Owning a business is not just something that happens later in life. People are starting businesses at every age these days. In fact, millennials are the fastest growing segment of small-business owners. If you're the founder or co-owner of a business, having a will is critical. "It's important to create a will that addresses how your company, or share in that company, should be handled if you pass away," says Breeden.
It Doesn't Take a Lot of Time
Allison Kade, money expert for the site Fabric, says the median time it takes users on their website to complete a will is about seven minutes. And about 75 percent of people are finished within 10 minutes. The bottom line: creating a will is not as intimidating, or time consuming as you may think. "Creating a will online can be a good place to start outlining your wishes," says Kade, who says doing so will help you to begin thinking through the answers to key questions such as who you'd like as your beneficiaries, legal guardians, and executors.
You Want to Leave Money to Charity
As already noted, if you die without a will, the courts will step in and distribute your assets. If there are charities you would like to support with some portion of the estate, no matter how small your estate may be, creating a will makes sure that happens.
You'll Give Yourself Peace of Mind
It can be stressful creating a will later in life when you may be unwell, fighting illness, or elderly, says Branka Vuleta, founder of LegalJobSite. "You get freedom from the stress of creating a will later on when you prepare it earlier," says Vuleta. And if you do create a will early in life, bear in mind that you can revisit and amend it at any time, which is critical to do periodically, particularly after significant life changes such as marriage, the birth of children and accumulation of assets.

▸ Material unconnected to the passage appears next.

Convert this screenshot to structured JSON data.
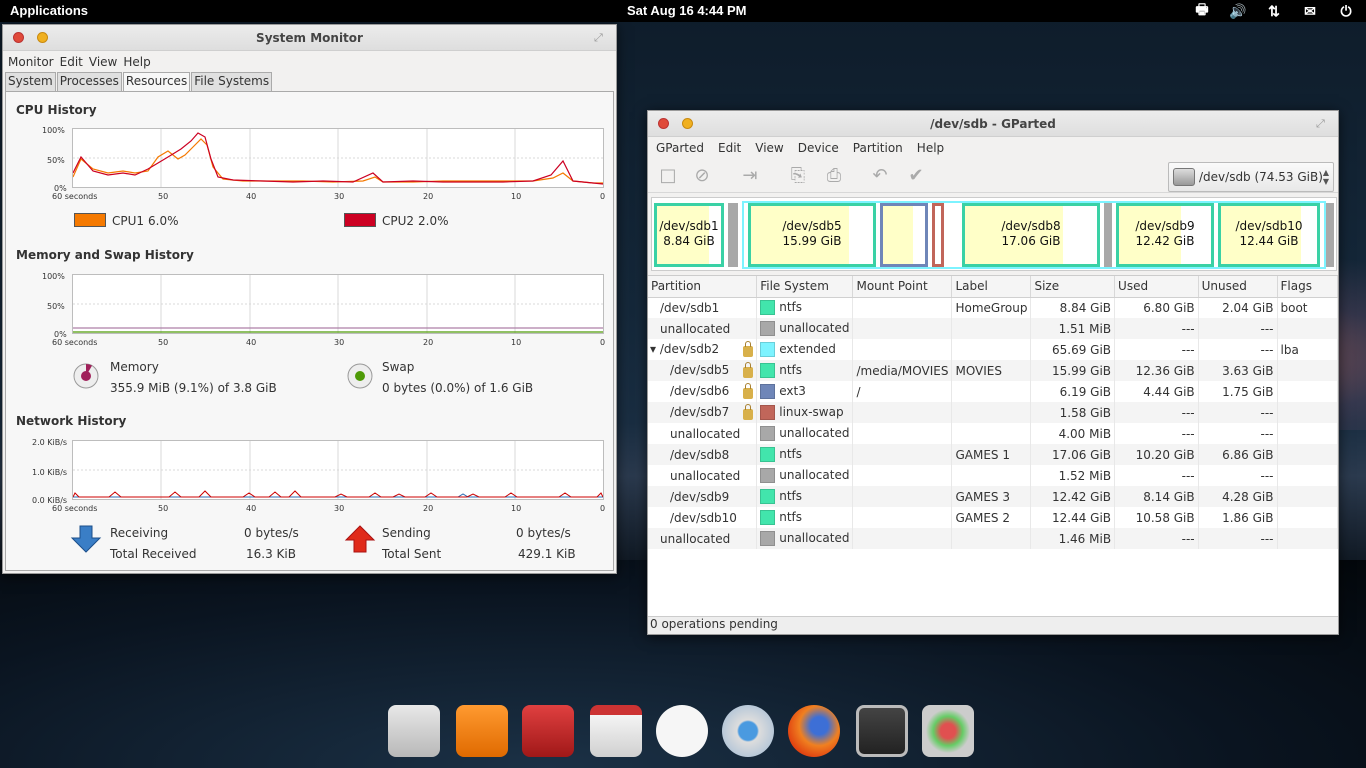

You Can Specify Funeral Wishes
Do you have specific ideas about how you'd like your funeral to be conducted? Would you rather be cremated than have a traditional burial? Creating a will provides the opportunity to specify all of these wishes and instructions.
Unexpected Things Happen All the Time
As we've all seen as a result of the COVID-19 pandemic, being prepared for life's surprises is essential, no matter your age of stage of life, says attorney Mary Kate D'Souza, founder and chief legal officer for the estate planning website Gentreo.
"Every capable adult American should have an estate plan including a will, health care proxy and power of attorney," says D'Souza. "As we all have seen during this pandemic, your life can change in an instant, and it's important to be prepared in order to protect your choices and give yourself and your loved ones peace of mind."